» YOUR TASK
Please return every line from the entries that has the string "JSON" in it.

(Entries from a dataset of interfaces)
────────
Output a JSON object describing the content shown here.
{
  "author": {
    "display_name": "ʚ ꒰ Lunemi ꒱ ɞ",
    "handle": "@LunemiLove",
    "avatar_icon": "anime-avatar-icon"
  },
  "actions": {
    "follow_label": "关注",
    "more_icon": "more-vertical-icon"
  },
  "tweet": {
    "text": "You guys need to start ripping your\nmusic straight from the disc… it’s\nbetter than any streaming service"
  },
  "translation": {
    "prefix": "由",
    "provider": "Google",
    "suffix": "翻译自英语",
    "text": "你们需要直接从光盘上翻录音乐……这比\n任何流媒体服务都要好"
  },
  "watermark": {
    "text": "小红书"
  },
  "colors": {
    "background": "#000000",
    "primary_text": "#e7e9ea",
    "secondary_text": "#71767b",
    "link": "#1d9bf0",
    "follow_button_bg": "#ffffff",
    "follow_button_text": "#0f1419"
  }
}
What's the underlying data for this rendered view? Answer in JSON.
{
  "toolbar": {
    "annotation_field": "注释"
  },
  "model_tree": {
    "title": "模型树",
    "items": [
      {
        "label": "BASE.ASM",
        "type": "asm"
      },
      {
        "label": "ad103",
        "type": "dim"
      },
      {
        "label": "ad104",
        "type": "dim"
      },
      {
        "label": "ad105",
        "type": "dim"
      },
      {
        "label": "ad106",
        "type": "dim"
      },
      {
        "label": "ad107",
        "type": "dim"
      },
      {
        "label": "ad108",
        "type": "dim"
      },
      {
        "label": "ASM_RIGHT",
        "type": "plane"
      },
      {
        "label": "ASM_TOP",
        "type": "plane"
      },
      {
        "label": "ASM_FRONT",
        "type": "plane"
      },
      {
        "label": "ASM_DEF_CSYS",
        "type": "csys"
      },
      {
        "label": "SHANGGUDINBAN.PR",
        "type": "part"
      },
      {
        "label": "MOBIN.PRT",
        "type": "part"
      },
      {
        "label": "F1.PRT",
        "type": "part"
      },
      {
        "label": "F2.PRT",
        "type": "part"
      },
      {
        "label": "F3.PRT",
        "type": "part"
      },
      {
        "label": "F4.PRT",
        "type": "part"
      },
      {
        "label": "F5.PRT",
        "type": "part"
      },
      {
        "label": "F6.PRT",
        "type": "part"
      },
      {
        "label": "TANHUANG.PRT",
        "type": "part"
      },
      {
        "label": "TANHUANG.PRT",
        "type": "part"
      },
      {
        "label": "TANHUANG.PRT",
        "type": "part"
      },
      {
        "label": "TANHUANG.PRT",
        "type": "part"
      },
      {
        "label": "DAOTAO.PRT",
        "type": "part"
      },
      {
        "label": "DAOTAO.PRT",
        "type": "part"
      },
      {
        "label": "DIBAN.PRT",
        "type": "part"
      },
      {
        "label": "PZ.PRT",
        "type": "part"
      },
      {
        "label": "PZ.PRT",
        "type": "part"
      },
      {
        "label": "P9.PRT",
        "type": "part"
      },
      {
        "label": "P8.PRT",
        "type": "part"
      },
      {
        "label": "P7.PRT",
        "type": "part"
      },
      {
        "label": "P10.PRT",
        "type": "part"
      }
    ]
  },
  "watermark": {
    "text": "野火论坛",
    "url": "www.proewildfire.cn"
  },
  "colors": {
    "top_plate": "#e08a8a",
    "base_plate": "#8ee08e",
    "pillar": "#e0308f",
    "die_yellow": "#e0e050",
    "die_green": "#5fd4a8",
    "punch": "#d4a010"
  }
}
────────
» TASK OUTPUT
Output a JSON object describing the content shown here.
What's the underlying data for this rendered view? Answer in JSON.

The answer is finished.